Task statement: Wherever "this" appears in the records below, copy the line that holds it.

=== Dataset ===

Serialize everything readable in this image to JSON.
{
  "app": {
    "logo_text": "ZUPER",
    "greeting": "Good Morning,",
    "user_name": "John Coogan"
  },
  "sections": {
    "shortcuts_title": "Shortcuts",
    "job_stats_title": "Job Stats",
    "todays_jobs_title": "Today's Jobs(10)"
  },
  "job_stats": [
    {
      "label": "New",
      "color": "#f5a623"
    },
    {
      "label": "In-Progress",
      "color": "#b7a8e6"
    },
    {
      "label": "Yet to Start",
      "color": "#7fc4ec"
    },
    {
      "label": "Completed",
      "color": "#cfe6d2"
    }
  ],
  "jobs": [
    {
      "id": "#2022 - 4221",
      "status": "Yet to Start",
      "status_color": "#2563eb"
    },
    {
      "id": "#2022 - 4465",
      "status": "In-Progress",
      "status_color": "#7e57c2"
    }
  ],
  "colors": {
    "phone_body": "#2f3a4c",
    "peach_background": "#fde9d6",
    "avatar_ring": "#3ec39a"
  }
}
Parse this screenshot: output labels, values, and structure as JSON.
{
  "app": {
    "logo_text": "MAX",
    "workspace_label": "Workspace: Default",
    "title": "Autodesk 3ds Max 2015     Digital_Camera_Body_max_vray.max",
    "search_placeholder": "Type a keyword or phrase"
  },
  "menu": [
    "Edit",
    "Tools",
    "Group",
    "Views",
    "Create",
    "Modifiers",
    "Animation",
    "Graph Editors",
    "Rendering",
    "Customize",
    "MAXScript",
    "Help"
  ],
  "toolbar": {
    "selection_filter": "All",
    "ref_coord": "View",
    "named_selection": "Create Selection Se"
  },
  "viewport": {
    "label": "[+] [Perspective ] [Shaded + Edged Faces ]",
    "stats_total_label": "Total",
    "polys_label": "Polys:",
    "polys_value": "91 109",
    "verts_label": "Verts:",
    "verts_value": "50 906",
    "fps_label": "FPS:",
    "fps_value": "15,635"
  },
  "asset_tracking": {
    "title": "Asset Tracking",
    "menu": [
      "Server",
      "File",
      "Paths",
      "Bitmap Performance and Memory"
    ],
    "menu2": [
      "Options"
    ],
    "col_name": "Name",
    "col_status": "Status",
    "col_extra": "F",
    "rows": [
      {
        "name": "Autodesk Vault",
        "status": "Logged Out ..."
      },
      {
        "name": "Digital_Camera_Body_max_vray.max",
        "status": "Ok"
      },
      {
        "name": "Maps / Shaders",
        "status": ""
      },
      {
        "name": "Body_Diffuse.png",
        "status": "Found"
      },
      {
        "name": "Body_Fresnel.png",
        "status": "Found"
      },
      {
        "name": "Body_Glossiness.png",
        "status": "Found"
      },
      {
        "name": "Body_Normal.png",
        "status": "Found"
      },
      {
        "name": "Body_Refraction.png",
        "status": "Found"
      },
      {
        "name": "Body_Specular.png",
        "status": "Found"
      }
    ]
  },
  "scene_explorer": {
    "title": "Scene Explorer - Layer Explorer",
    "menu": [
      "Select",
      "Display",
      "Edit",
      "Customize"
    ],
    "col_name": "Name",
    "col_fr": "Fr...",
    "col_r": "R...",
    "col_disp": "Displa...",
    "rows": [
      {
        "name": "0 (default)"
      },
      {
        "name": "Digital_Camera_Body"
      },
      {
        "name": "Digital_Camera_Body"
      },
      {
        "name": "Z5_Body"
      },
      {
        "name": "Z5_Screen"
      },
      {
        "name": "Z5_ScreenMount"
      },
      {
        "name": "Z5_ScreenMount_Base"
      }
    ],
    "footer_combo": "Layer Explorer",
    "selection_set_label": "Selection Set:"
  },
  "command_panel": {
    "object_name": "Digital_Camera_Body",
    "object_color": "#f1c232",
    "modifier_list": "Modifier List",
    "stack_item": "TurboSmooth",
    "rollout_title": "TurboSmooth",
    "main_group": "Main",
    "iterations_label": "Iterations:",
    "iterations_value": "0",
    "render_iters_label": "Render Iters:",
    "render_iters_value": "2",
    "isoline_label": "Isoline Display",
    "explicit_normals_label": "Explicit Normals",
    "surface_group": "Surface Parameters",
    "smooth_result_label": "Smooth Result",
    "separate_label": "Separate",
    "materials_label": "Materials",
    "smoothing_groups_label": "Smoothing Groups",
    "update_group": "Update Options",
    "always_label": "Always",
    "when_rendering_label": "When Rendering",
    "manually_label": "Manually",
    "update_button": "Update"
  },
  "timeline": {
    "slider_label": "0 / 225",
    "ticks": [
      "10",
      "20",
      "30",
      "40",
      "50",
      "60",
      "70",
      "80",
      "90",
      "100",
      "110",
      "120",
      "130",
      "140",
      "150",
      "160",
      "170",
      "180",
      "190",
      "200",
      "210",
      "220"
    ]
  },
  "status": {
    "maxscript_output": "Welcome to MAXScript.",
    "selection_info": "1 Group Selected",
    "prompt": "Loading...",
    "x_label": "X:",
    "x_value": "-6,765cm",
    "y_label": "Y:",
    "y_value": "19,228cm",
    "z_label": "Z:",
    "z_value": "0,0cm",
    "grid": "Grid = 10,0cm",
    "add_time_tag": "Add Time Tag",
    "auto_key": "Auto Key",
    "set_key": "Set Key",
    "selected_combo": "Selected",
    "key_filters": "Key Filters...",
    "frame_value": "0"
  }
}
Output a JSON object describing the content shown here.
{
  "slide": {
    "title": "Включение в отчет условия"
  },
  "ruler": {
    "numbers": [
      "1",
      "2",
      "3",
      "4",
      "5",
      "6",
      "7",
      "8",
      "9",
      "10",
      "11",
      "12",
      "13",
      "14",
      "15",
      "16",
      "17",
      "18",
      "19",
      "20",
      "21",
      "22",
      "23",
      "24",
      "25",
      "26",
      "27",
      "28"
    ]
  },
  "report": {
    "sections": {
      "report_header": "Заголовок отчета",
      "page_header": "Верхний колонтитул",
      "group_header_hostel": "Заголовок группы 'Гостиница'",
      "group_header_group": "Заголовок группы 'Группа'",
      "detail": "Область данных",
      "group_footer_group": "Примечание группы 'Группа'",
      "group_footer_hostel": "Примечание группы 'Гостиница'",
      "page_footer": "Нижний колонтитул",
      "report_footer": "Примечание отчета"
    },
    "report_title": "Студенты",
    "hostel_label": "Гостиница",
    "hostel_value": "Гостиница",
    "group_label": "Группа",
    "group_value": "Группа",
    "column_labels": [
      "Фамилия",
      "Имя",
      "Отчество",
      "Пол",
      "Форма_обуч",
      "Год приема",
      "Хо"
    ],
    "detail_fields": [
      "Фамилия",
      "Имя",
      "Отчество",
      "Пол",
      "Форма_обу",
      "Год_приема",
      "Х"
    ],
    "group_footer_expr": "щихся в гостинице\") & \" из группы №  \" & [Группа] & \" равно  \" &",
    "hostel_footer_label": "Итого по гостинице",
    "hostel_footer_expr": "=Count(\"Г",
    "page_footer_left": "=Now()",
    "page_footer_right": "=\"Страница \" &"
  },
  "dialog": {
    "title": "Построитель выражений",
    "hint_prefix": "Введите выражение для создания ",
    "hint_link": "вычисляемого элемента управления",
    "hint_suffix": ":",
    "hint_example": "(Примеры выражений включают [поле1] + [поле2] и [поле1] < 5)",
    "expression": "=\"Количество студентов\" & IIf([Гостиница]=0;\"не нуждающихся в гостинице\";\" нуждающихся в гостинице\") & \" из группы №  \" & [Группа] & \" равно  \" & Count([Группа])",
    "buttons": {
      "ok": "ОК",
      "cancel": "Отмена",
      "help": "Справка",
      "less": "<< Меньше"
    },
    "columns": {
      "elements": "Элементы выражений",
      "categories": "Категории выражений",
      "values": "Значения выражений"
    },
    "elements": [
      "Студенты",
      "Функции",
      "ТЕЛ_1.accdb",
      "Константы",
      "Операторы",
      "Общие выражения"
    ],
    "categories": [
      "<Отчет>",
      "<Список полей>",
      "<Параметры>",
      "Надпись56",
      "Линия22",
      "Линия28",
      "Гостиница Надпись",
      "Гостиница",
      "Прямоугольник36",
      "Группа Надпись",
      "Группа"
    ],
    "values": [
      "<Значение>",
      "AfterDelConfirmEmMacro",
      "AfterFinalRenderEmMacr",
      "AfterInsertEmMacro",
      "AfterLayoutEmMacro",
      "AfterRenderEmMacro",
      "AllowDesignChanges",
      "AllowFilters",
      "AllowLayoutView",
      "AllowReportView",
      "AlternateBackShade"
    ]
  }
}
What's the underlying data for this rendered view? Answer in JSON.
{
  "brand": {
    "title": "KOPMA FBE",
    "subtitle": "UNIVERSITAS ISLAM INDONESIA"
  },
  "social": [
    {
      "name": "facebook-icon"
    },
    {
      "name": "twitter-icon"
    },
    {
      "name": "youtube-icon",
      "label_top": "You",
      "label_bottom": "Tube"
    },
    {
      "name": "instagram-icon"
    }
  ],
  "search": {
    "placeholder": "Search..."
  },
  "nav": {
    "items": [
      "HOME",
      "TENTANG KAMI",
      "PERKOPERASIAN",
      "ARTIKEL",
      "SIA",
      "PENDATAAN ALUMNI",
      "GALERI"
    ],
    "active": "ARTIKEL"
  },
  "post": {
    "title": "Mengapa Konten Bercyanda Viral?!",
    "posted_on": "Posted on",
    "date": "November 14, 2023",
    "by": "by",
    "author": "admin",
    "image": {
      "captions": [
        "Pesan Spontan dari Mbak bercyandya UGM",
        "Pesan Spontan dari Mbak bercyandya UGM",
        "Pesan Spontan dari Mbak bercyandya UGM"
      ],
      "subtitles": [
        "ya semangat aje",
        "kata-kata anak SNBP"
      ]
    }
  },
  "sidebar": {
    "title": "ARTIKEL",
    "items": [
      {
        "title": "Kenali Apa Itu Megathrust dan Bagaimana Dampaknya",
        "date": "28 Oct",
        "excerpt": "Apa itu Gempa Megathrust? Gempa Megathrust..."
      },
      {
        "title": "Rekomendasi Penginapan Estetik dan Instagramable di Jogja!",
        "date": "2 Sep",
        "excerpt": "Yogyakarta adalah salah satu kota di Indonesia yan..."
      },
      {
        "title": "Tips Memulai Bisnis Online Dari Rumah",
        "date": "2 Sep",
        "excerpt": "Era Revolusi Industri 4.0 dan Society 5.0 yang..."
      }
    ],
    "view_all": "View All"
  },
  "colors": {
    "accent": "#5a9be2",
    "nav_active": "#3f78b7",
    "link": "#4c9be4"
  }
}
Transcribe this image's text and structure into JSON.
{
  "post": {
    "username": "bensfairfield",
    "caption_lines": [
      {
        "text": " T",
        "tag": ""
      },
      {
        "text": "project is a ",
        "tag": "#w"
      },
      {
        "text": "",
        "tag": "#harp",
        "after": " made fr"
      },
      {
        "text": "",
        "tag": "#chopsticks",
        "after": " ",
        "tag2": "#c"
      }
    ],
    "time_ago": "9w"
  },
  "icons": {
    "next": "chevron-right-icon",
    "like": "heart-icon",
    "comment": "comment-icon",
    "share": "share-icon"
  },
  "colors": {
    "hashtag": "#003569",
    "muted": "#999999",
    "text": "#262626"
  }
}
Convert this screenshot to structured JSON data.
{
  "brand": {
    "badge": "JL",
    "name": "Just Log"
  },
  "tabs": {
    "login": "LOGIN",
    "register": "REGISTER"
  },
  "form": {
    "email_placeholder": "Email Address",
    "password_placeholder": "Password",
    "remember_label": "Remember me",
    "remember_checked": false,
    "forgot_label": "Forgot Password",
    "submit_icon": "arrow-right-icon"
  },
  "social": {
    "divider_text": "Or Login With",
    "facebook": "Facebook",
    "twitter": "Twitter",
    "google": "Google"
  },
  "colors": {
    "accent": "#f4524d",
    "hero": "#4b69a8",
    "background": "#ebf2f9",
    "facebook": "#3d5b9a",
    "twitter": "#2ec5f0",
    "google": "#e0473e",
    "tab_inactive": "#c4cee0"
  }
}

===

Response area:
Serialize everything readable in this image to JSON.
Parse this screenshot: output labels, values, and structure as JSON.
What's the underlying data for this rendered view? Answer in JSON.
Transcribe this image's text and structure into JSON.
Convert this screenshot to structured JSON data.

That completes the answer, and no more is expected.